-------- Input records --------
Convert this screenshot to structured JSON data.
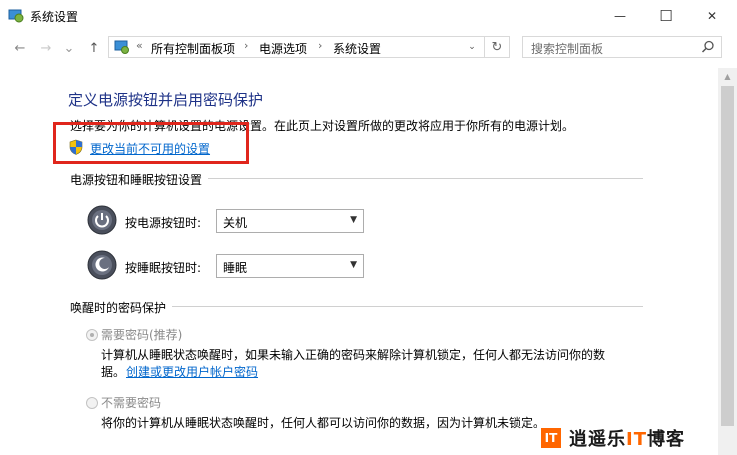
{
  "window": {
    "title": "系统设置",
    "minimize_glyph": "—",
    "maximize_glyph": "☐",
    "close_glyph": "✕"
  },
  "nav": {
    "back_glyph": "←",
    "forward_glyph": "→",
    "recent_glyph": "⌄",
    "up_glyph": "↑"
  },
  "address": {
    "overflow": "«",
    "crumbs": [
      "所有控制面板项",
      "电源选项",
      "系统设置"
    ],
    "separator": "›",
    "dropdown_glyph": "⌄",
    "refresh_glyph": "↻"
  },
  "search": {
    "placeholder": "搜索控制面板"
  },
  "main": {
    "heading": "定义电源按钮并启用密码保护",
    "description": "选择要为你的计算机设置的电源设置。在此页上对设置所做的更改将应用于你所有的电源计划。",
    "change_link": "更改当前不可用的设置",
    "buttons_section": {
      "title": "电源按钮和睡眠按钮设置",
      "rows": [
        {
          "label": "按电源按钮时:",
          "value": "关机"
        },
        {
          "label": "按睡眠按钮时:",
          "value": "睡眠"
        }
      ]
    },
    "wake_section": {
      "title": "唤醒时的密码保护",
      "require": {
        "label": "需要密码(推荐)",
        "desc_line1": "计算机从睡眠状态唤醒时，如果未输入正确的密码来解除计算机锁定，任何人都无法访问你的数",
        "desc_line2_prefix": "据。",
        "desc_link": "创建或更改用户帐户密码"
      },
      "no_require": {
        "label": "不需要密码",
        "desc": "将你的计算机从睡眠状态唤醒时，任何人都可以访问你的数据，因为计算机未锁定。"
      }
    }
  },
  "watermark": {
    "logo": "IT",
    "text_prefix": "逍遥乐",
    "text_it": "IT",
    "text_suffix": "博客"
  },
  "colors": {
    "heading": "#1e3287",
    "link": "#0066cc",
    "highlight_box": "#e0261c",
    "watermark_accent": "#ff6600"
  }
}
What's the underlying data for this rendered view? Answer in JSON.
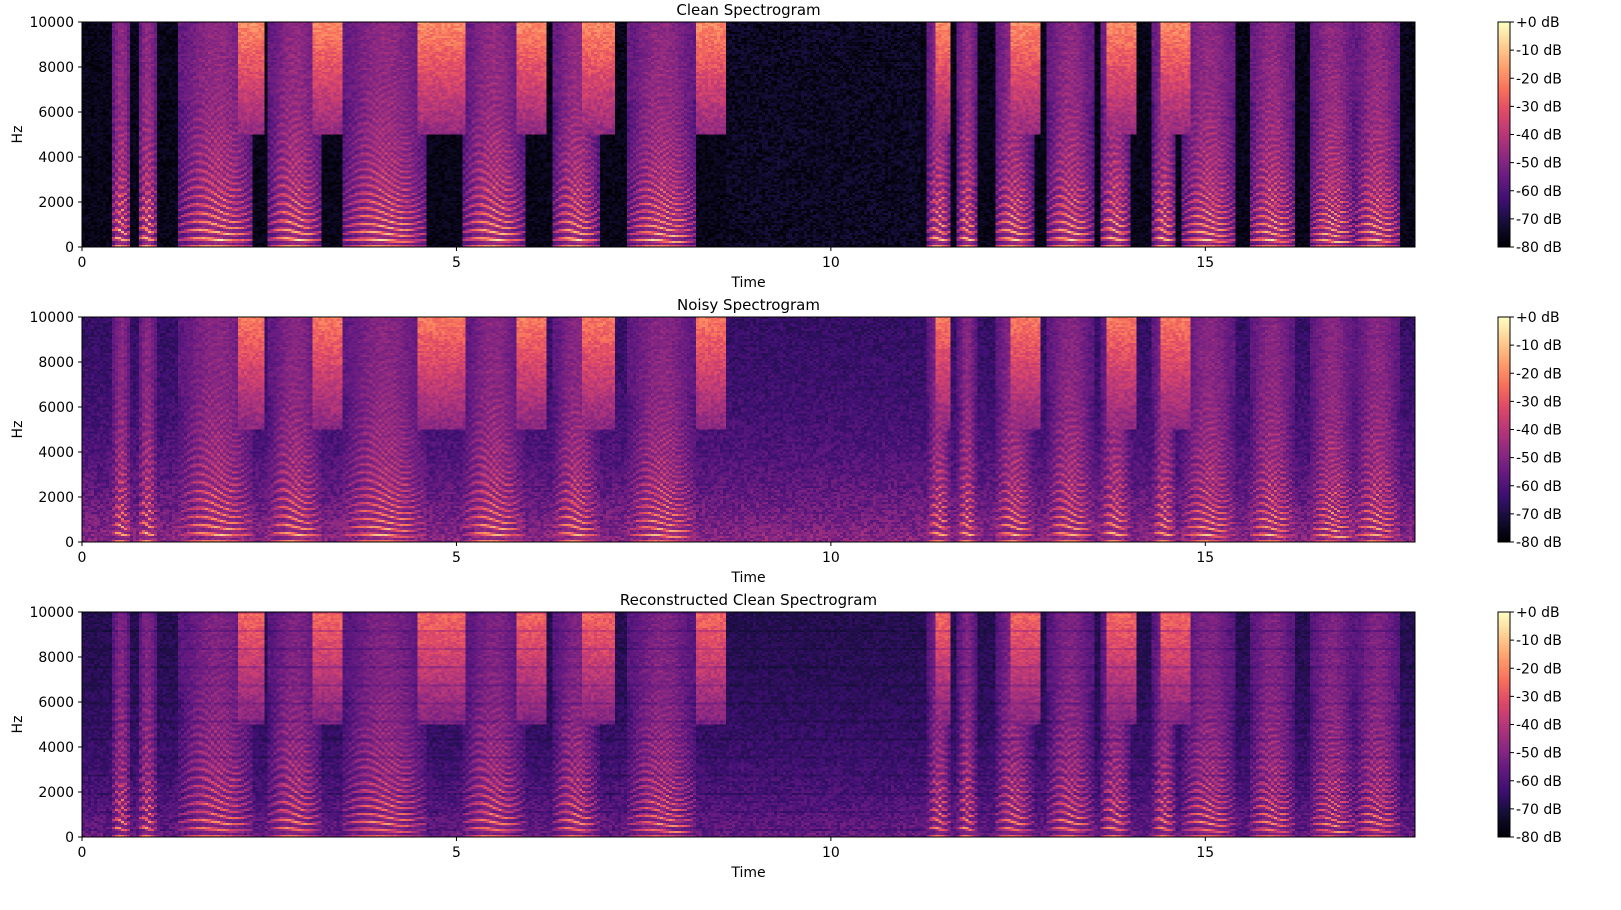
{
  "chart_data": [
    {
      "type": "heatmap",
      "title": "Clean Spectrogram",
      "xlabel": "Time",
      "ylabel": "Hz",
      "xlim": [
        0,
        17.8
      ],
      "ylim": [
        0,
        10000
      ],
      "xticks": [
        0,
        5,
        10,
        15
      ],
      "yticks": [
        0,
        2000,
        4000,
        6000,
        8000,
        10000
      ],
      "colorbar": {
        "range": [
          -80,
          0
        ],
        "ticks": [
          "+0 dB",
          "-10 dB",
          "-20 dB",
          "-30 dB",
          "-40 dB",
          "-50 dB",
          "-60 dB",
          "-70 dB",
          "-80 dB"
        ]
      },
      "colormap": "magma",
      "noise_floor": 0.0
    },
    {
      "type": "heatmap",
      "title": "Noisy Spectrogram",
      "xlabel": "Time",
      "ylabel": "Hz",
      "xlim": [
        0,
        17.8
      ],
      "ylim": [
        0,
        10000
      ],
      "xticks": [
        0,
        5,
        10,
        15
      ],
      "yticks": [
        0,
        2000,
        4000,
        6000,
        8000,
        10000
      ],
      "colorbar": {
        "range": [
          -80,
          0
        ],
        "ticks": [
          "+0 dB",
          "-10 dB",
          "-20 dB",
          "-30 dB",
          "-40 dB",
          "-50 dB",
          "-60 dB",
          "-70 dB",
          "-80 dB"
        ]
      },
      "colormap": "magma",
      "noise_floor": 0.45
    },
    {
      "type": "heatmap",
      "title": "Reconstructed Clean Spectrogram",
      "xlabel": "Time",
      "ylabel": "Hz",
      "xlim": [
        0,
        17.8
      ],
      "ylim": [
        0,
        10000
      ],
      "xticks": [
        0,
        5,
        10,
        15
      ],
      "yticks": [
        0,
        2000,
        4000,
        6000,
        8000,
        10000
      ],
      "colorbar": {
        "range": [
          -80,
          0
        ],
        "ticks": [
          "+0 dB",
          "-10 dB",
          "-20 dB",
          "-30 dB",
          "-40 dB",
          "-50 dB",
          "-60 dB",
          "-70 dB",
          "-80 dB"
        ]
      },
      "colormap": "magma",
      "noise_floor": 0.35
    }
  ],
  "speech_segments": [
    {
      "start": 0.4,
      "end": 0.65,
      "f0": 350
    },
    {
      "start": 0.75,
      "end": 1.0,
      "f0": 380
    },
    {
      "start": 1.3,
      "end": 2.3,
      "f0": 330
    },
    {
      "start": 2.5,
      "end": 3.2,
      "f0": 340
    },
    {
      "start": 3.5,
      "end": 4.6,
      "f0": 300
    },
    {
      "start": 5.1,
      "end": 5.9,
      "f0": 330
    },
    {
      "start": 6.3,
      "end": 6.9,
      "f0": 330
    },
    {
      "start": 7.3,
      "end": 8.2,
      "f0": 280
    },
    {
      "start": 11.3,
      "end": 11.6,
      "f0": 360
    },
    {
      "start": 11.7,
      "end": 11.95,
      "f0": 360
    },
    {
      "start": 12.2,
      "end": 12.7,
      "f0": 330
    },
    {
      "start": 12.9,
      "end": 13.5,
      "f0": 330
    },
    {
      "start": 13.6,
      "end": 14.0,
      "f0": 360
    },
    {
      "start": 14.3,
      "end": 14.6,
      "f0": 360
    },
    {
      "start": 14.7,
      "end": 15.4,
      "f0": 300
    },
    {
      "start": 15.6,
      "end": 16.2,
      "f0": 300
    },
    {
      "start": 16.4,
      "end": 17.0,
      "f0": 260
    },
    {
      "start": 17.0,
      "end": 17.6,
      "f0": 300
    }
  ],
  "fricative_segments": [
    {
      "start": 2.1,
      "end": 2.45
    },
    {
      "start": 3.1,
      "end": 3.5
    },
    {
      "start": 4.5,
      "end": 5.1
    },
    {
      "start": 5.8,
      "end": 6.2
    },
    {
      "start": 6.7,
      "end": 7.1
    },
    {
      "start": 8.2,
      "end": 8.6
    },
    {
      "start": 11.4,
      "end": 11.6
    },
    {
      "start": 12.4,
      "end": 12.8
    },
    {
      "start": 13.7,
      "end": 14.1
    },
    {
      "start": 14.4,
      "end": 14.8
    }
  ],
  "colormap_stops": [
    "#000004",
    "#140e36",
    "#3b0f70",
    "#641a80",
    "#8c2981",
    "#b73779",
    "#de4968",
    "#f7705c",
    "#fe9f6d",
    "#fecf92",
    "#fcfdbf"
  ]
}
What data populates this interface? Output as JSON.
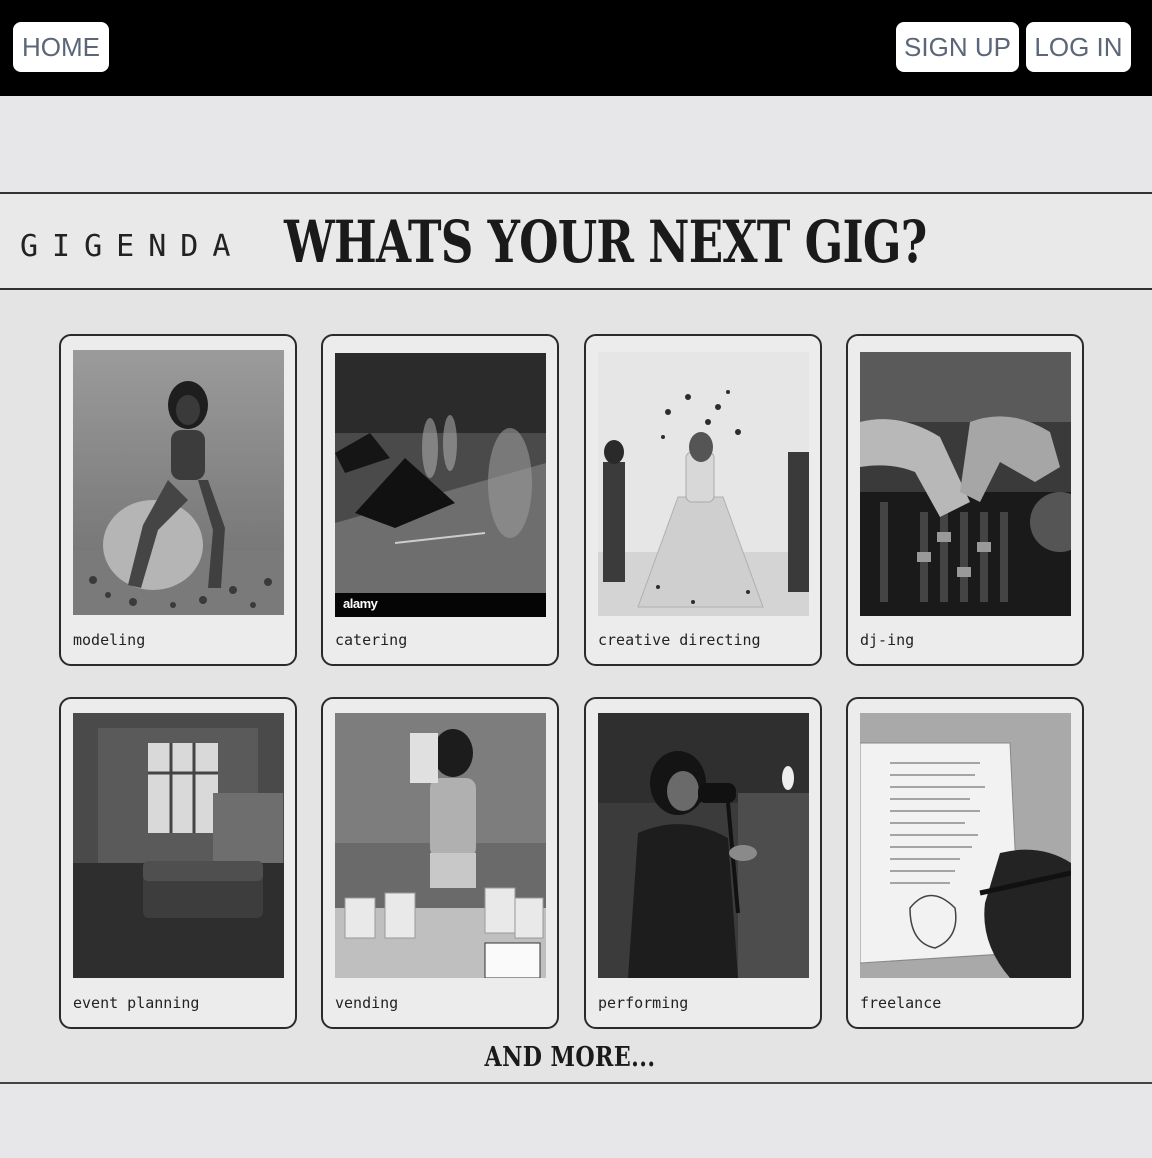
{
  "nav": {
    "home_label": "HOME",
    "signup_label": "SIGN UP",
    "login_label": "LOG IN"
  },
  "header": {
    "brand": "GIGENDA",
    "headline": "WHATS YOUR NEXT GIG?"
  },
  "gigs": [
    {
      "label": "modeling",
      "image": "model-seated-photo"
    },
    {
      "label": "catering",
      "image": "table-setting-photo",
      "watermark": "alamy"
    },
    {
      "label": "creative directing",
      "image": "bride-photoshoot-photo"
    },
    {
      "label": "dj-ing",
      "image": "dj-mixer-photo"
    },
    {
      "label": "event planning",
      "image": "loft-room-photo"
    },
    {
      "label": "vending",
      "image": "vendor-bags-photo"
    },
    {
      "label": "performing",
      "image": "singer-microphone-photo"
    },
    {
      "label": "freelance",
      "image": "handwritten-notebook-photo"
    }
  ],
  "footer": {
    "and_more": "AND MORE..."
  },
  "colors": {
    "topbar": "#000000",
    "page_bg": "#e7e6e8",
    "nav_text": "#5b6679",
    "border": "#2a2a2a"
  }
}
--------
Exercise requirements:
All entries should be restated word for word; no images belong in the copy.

Expected answer:
Convert this screenshot to structured JSON data.
{
  "window": {
    "title": "系统设置",
    "minimize_glyph": "—",
    "maximize_glyph": "☐",
    "close_glyph": "✕"
  },
  "nav": {
    "back_glyph": "←",
    "forward_glyph": "→",
    "recent_glyph": "⌄",
    "up_glyph": "↑"
  },
  "address": {
    "overflow": "«",
    "crumbs": [
      "所有控制面板项",
      "电源选项",
      "系统设置"
    ],
    "separator": "›",
    "dropdown_glyph": "⌄",
    "refresh_glyph": "↻"
  },
  "search": {
    "placeholder": "搜索控制面板"
  },
  "main": {
    "heading": "定义电源按钮并启用密码保护",
    "description": "选择要为你的计算机设置的电源设置。在此页上对设置所做的更改将应用于你所有的电源计划。",
    "change_link": "更改当前不可用的设置",
    "buttons_section": {
      "title": "电源按钮和睡眠按钮设置",
      "rows": [
        {
          "label": "按电源按钮时:",
          "value": "关机"
        },
        {
          "label": "按睡眠按钮时:",
          "value": "睡眠"
        }
      ]
    },
    "wake_section": {
      "title": "唤醒时的密码保护",
      "require": {
        "label": "需要密码(推荐)",
        "desc_line1": "计算机从睡眠状态唤醒时，如果未输入正确的密码来解除计算机锁定，任何人都无法访问你的数",
        "desc_line2_prefix": "据。",
        "desc_link": "创建或更改用户帐户密码"
      },
      "no_require": {
        "label": "不需要密码",
        "desc": "将你的计算机从睡眠状态唤醒时，任何人都可以访问你的数据，因为计算机未锁定。"
      }
    }
  },
  "watermark": {
    "logo": "IT",
    "text_prefix": "逍遥乐",
    "text_it": "IT",
    "text_suffix": "博客"
  },
  "colors": {
    "heading": "#1e3287",
    "link": "#0066cc",
    "highlight_box": "#e0261c",
    "watermark_accent": "#ff6600"
  }
}
What's the underlying data for this rendered view? Answer in JSON.
{
  "chart_data": [
    {
      "type": "heatmap",
      "title": "Clean Spectrogram",
      "xlabel": "Time",
      "ylabel": "Hz",
      "xlim": [
        0,
        17.8
      ],
      "ylim": [
        0,
        10000
      ],
      "xticks": [
        0,
        5,
        10,
        15
      ],
      "yticks": [
        0,
        2000,
        4000,
        6000,
        8000,
        10000
      ],
      "colorbar": {
        "range": [
          -80,
          0
        ],
        "ticks": [
          "+0 dB",
          "-10 dB",
          "-20 dB",
          "-30 dB",
          "-40 dB",
          "-50 dB",
          "-60 dB",
          "-70 dB",
          "-80 dB"
        ]
      },
      "colormap": "magma",
      "noise_floor": 0.0
    },
    {
      "type": "heatmap",
      "title": "Noisy Spectrogram",
      "xlabel": "Time",
      "ylabel": "Hz",
      "xlim": [
        0,
        17.8
      ],
      "ylim": [
        0,
        10000
      ],
      "xticks": [
        0,
        5,
        10,
        15
      ],
      "yticks": [
        0,
        2000,
        4000,
        6000,
        8000,
        10000
      ],
      "colorbar": {
        "range": [
          -80,
          0
        ],
        "ticks": [
          "+0 dB",
          "-10 dB",
          "-20 dB",
          "-30 dB",
          "-40 dB",
          "-50 dB",
          "-60 dB",
          "-70 dB",
          "-80 dB"
        ]
      },
      "colormap": "magma",
      "noise_floor": 0.45
    },
    {
      "type": "heatmap",
      "title": "Reconstructed Clean Spectrogram",
      "xlabel": "Time",
      "ylabel": "Hz",
      "xlim": [
        0,
        17.8
      ],
      "ylim": [
        0,
        10000
      ],
      "xticks": [
        0,
        5,
        10,
        15
      ],
      "yticks": [
        0,
        2000,
        4000,
        6000,
        8000,
        10000
      ],
      "colorbar": {
        "range": [
          -80,
          0
        ],
        "ticks": [
          "+0 dB",
          "-10 dB",
          "-20 dB",
          "-30 dB",
          "-40 dB",
          "-50 dB",
          "-60 dB",
          "-70 dB",
          "-80 dB"
        ]
      },
      "colormap": "magma",
      "noise_floor": 0.35
    }
  ],
  "speech_segments": [
    {
      "start": 0.4,
      "end": 0.65,
      "f0": 350
    },
    {
      "start": 0.75,
      "end": 1.0,
      "f0": 380
    },
    {
      "start": 1.3,
      "end": 2.3,
      "f0": 330
    },
    {
      "start": 2.5,
      "end": 3.2,
      "f0": 340
    },
    {
      "start": 3.5,
      "end": 4.6,
      "f0": 300
    },
    {
      "start": 5.1,
      "end": 5.9,
      "f0": 330
    },
    {
      "start": 6.3,
      "end": 6.9,
      "f0": 330
    },
    {
      "start": 7.3,
      "end": 8.2,
      "f0": 280
    },
    {
      "start": 11.3,
      "end": 11.6,
      "f0": 360
    },
    {
      "start": 11.7,
      "end": 11.95,
      "f0": 360
    },
    {
      "start": 12.2,
      "end": 12.7,
      "f0": 330
    },
    {
      "start": 12.9,
      "end": 13.5,
      "f0": 330
    },
    {
      "start": 13.6,
      "end": 14.0,
      "f0": 360
    },
    {
      "start": 14.3,
      "end": 14.6,
      "f0": 360
    },
    {
      "start": 14.7,
      "end": 15.4,
      "f0": 300
    },
    {
      "start": 15.6,
      "end": 16.2,
      "f0": 300
    },
    {
      "start": 16.4,
      "end": 17.0,
      "f0": 260
    },
    {
      "start": 17.0,
      "end": 17.6,
      "f0": 300
    }
  ],
  "fricative_segments": [
    {
      "start": 2.1,
      "end": 2.45
    },
    {
      "start": 3.1,
      "end": 3.5
    },
    {
      "start": 4.5,
      "end": 5.1
    },
    {
      "start": 5.8,
      "end": 6.2
    },
    {
      "start": 6.7,
      "end": 7.1
    },
    {
      "start": 8.2,
      "end": 8.6
    },
    {
      "start": 11.4,
      "end": 11.6
    },
    {
      "start": 12.4,
      "end": 12.8
    },
    {
      "start": 13.7,
      "end": 14.1
    },
    {
      "start": 14.4,
      "end": 14.8
    }
  ],
  "colormap_stops": [
    "#000004",
    "#140e36",
    "#3b0f70",
    "#641a80",
    "#8c2981",
    "#b73779",
    "#de4968",
    "#f7705c",
    "#fe9f6d",
    "#fecf92",
    "#fcfdbf"
  ]
}
What data populates this interface? Output as JSON.
{
  "nav": {
    "home_label": "HOME",
    "signup_label": "SIGN UP",
    "login_label": "LOG IN"
  },
  "header": {
    "brand": "GIGENDA",
    "headline": "WHATS YOUR NEXT GIG?"
  },
  "gigs": [
    {
      "label": "modeling",
      "image": "model-seated-photo"
    },
    {
      "label": "catering",
      "image": "table-setting-photo",
      "watermark": "alamy"
    },
    {
      "label": "creative directing",
      "image": "bride-photoshoot-photo"
    },
    {
      "label": "dj-ing",
      "image": "dj-mixer-photo"
    },
    {
      "label": "event planning",
      "image": "loft-room-photo"
    },
    {
      "label": "vending",
      "image": "vendor-bags-photo"
    },
    {
      "label": "performing",
      "image": "singer-microphone-photo"
    },
    {
      "label": "freelance",
      "image": "handwritten-notebook-photo"
    }
  ],
  "footer": {
    "and_more": "AND MORE..."
  },
  "colors": {
    "topbar": "#000000",
    "page_bg": "#e7e6e8",
    "nav_text": "#5b6679",
    "border": "#2a2a2a"
  }
}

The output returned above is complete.